_WHAT YOU SHOULD DO_:
Retype the records exactly, including every line.

_DATA FOR PROCESSING_:

===============

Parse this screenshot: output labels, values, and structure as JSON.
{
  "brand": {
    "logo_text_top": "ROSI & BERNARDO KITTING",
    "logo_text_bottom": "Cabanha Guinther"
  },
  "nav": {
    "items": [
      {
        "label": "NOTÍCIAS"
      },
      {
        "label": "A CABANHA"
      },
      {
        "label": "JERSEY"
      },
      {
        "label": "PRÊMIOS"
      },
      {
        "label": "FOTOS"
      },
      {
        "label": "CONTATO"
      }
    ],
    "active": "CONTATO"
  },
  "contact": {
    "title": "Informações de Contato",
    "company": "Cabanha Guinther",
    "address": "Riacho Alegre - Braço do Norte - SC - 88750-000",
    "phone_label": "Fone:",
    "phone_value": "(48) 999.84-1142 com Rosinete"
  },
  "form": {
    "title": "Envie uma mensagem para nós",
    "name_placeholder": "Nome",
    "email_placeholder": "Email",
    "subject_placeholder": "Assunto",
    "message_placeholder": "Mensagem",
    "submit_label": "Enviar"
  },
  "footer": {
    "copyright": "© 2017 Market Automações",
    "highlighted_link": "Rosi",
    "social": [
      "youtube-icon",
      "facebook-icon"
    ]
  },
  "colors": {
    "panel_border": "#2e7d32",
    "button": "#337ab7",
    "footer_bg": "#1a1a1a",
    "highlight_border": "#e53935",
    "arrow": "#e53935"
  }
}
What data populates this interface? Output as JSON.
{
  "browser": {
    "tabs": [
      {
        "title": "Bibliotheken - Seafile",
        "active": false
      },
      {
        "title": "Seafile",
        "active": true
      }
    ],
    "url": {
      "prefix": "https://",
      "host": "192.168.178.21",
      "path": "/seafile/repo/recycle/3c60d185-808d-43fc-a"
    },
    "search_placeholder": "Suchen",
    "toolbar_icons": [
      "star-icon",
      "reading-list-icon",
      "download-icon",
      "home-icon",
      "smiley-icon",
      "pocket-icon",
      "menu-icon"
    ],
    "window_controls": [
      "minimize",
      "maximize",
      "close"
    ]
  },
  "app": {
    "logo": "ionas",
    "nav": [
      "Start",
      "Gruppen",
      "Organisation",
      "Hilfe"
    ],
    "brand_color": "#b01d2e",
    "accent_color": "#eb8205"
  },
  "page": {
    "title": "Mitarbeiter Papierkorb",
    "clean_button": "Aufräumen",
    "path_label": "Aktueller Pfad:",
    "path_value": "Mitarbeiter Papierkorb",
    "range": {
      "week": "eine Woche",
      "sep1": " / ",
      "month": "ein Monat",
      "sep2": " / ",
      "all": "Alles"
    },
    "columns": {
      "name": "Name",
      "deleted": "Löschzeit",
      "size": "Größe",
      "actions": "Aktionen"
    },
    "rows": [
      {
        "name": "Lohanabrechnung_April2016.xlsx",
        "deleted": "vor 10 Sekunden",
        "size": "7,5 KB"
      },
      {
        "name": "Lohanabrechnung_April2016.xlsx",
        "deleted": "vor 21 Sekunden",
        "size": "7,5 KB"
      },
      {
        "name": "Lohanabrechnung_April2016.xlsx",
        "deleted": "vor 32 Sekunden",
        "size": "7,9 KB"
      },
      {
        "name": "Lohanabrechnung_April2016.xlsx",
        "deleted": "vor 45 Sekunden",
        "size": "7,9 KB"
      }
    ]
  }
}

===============

_RESPONSE BOX_:
Parse this screenshot: output labels, values, and structure as JSON.
{
  "brand": {
    "logo_text_top": "ROSI & BERNARDO KITTING",
    "logo_text_bottom": "Cabanha Guinther"
  },
  "nav": {
    "items": [
      {
        "label": "NOTÍCIAS"
      },
      {
        "label": "A CABANHA"
      },
      {
        "label": "JERSEY"
      },
      {
        "label": "PRÊMIOS"
      },
      {
        "label": "FOTOS"
      },
      {
        "label": "CONTATO"
      }
    ],
    "active": "CONTATO"
  },
  "contact": {
    "title": "Informações de Contato",
    "company": "Cabanha Guinther",
    "address": "Riacho Alegre - Braço do Norte - SC - 88750-000",
    "phone_label": "Fone:",
    "phone_value": "(48) 999.84-1142 com Rosinete"
  },
  "form": {
    "title": "Envie uma mensagem para nós",
    "name_placeholder": "Nome",
    "email_placeholder": "Email",
    "subject_placeholder": "Assunto",
    "message_placeholder": "Mensagem",
    "submit_label": "Enviar"
  },
  "footer": {
    "copyright": "© 2017 Market Automações",
    "highlighted_link": "Rosi",
    "social": [
      "youtube-icon",
      "facebook-icon"
    ]
  },
  "colors": {
    "panel_border": "#2e7d32",
    "button": "#337ab7",
    "footer_bg": "#1a1a1a",
    "highlight_border": "#e53935",
    "arrow": "#e53935"
  }
}
What data populates this interface? Output as JSON.
{
  "browser": {
    "tabs": [
      {
        "title": "Bibliotheken - Seafile",
        "active": false
      },
      {
        "title": "Seafile",
        "active": true
      }
    ],
    "url": {
      "prefix": "https://",
      "host": "192.168.178.21",
      "path": "/seafile/repo/recycle/3c60d185-808d-43fc-a"
    },
    "search_placeholder": "Suchen",
    "toolbar_icons": [
      "star-icon",
      "reading-list-icon",
      "download-icon",
      "home-icon",
      "smiley-icon",
      "pocket-icon",
      "menu-icon"
    ],
    "window_controls": [
      "minimize",
      "maximize",
      "close"
    ]
  },
  "app": {
    "logo": "ionas",
    "nav": [
      "Start",
      "Gruppen",
      "Organisation",
      "Hilfe"
    ],
    "brand_color": "#b01d2e",
    "accent_color": "#eb8205"
  },
  "page": {
    "title": "Mitarbeiter Papierkorb",
    "clean_button": "Aufräumen",
    "path_label": "Aktueller Pfad:",
    "path_value": "Mitarbeiter Papierkorb",
    "range": {
      "week": "eine Woche",
      "sep1": " / ",
      "month": "ein Monat",
      "sep2": " / ",
      "all": "Alles"
    },
    "columns": {
      "name": "Name",
      "deleted": "Löschzeit",
      "size": "Größe",
      "actions": "Aktionen"
    },
    "rows": [
      {
        "name": "Lohanabrechnung_April2016.xlsx",
        "deleted": "vor 10 Sekunden",
        "size": "7,5 KB"
      },
      {
        "name": "Lohanabrechnung_April2016.xlsx",
        "deleted": "vor 21 Sekunden",
        "size": "7,5 KB"
      },
      {
        "name": "Lohanabrechnung_April2016.xlsx",
        "deleted": "vor 32 Sekunden",
        "size": "7,9 KB"
      },
      {
        "name": "Lohanabrechnung_April2016.xlsx",
        "deleted": "vor 45 Sekunden",
        "size": "7,9 KB"
      }
    ]
  }
}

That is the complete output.